March 24/Los Angeles/Biotech Law Weekly --Fresh data on life sciences are presented in the report "Dietary Fiber and Associations with Adiposity and Fasting Insulin Among College Students with Plausible Dietary Reports." The researchers "examined dietary fiber intake, food sources of dietary fiber, and the relation of dietary fiber to body composition and metabolic parameters in college students with plausible dietary reports. Students (18-24 years of age) provided data on anthropometry, fasting blood chemistries, and body composition (bioelectric impedance)."
"Diet and physical activity were assessed with the Diet History Questionnaire and the International Physical Activity Questionnaire. Plausible dietary reporters were identified (±1 SD cutoffs for reported energy intake as a percentage of predicted energy requirement). Multiple regression analyses were conducted with the total (n=298) and plausible (n=123) samples, adjusting for age, race, sex, smoking status, physical activity, energy intake and fat-free mass (where applicable). Food sources of dietary fiber were similar in men and women. In the plausible sample compared with the total sample, dietary fiber was more strongly associated with fat mass (beta=-0.24, p<0.001), percentage of body fat (beta=-0.23, p<0.001), body mass index (beta=-0.11, p<0.01), waist circumference (beta=-0.67, p<0.05), and fasting insulin (beta=-0.15, p<0.001). When the effect of sex was investigated, dietary fiber was inversely related to fasting insulin and fat mass in men and women and inversely related to percentage of body fat, body mass index and waist circumference in men only (p <0.05). Inclusion of implausible dietary reports may result in spurious or weakened diet-health associations," wrote C.E. Byrd-Williams and colleagues with University of Southern California Department of Preventive Medicine.
The researchers concluded, "Dietary fiber is negatively associated with fasting insulin levels in men and women and consistently associated with adiposity measurements in men."
Byrd-Williams and colleagues published their study in Nutrition ("Dietary Fiber and Associations with Adiposity and Fasting Insulin Among College Students with Plausible Dietary Reports." Nutrition, 2009;25(9):896-904).

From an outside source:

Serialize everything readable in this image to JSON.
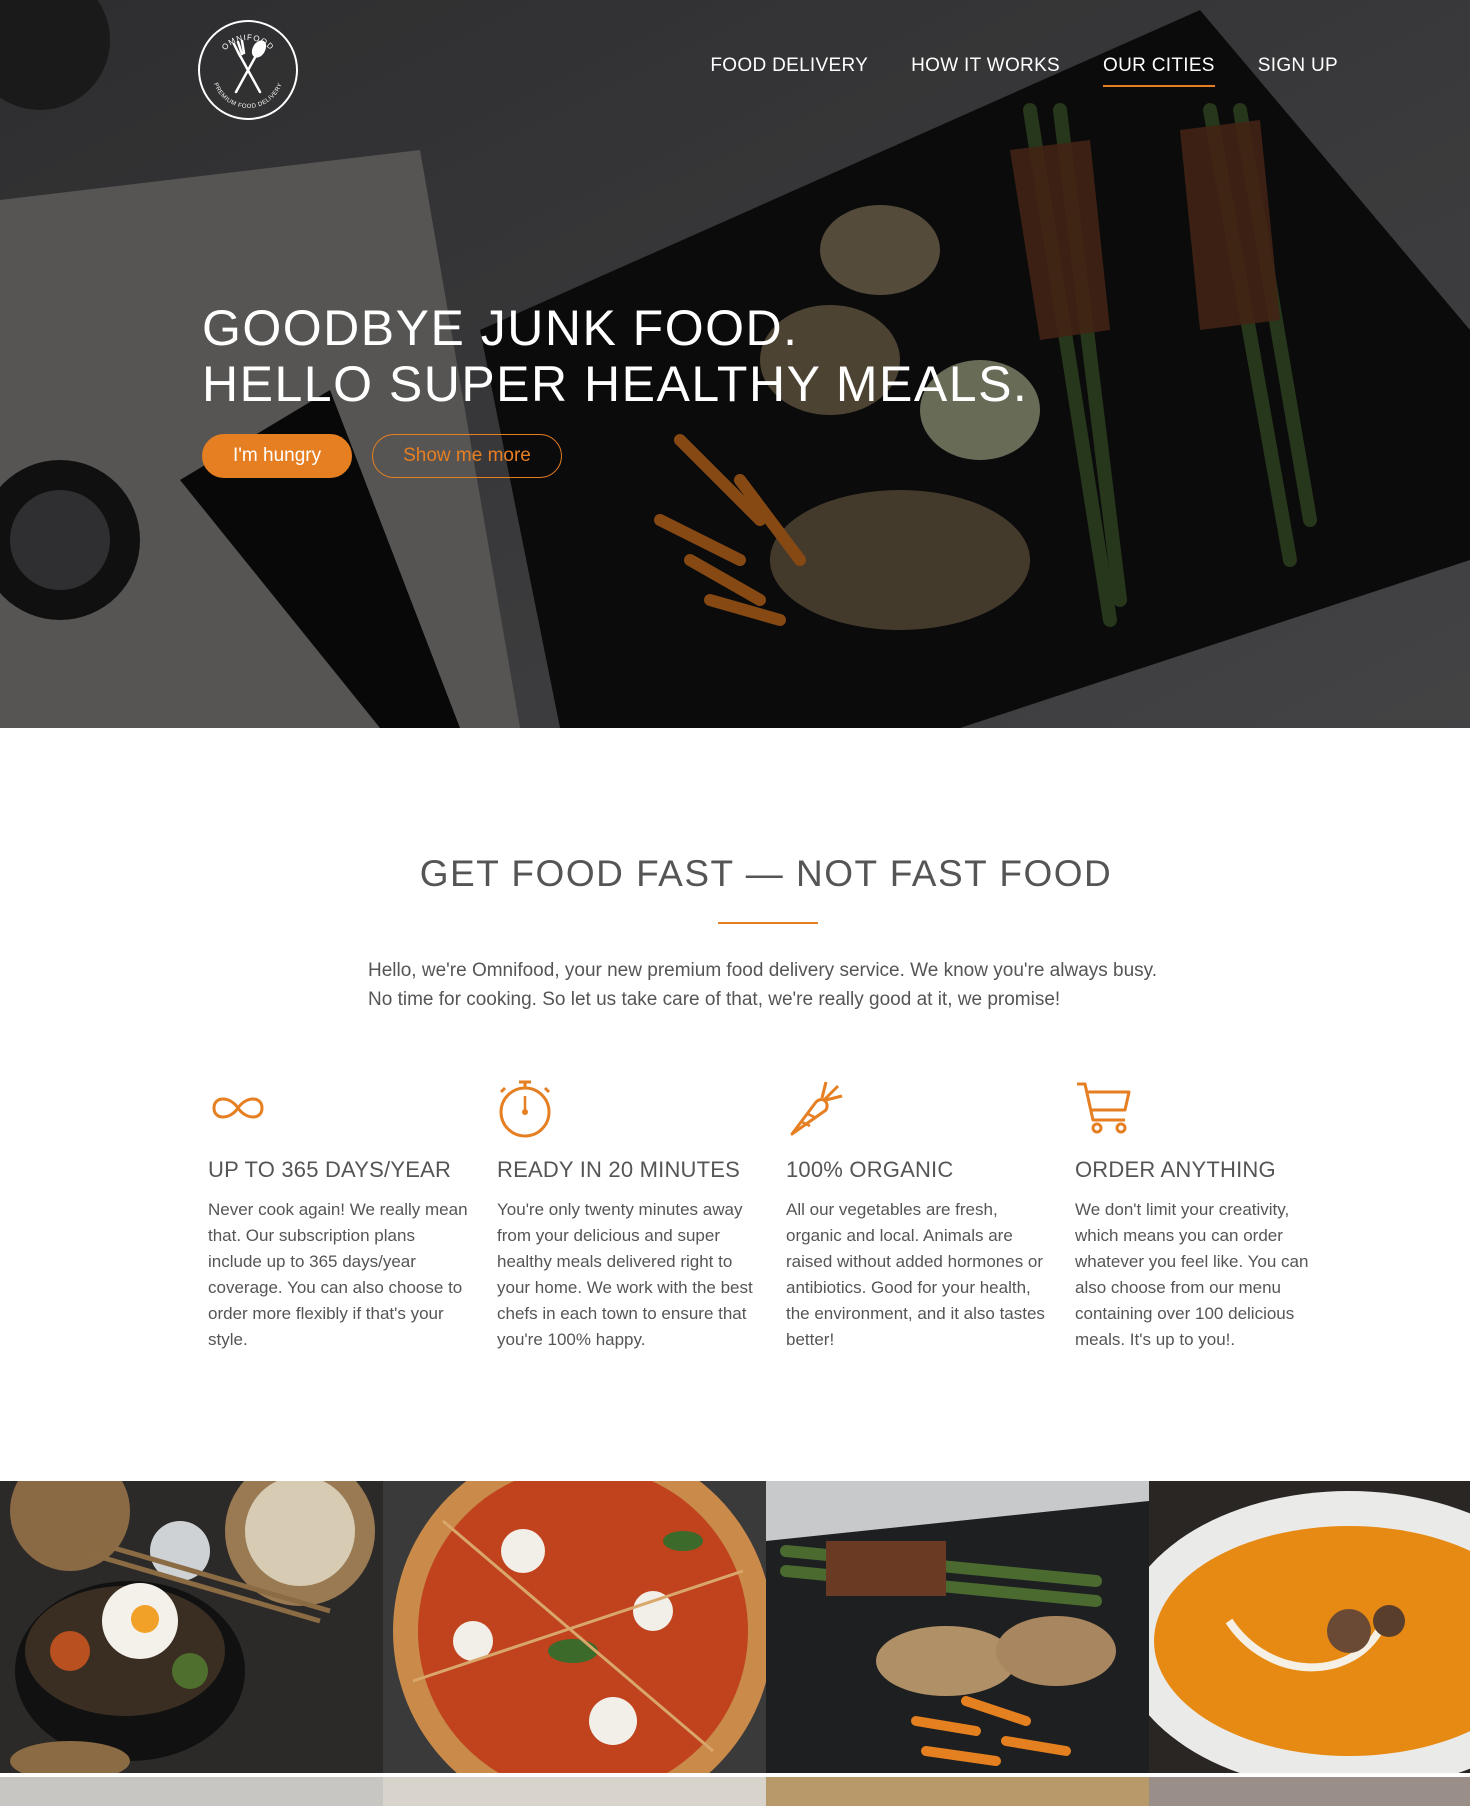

For additional information, contact C.E. Byrd-Williams, University of Southern California, Dept. of Preventive Medicine, Los Angeles, Cal.
From the March 29, 2010, Prepared Foods E-dition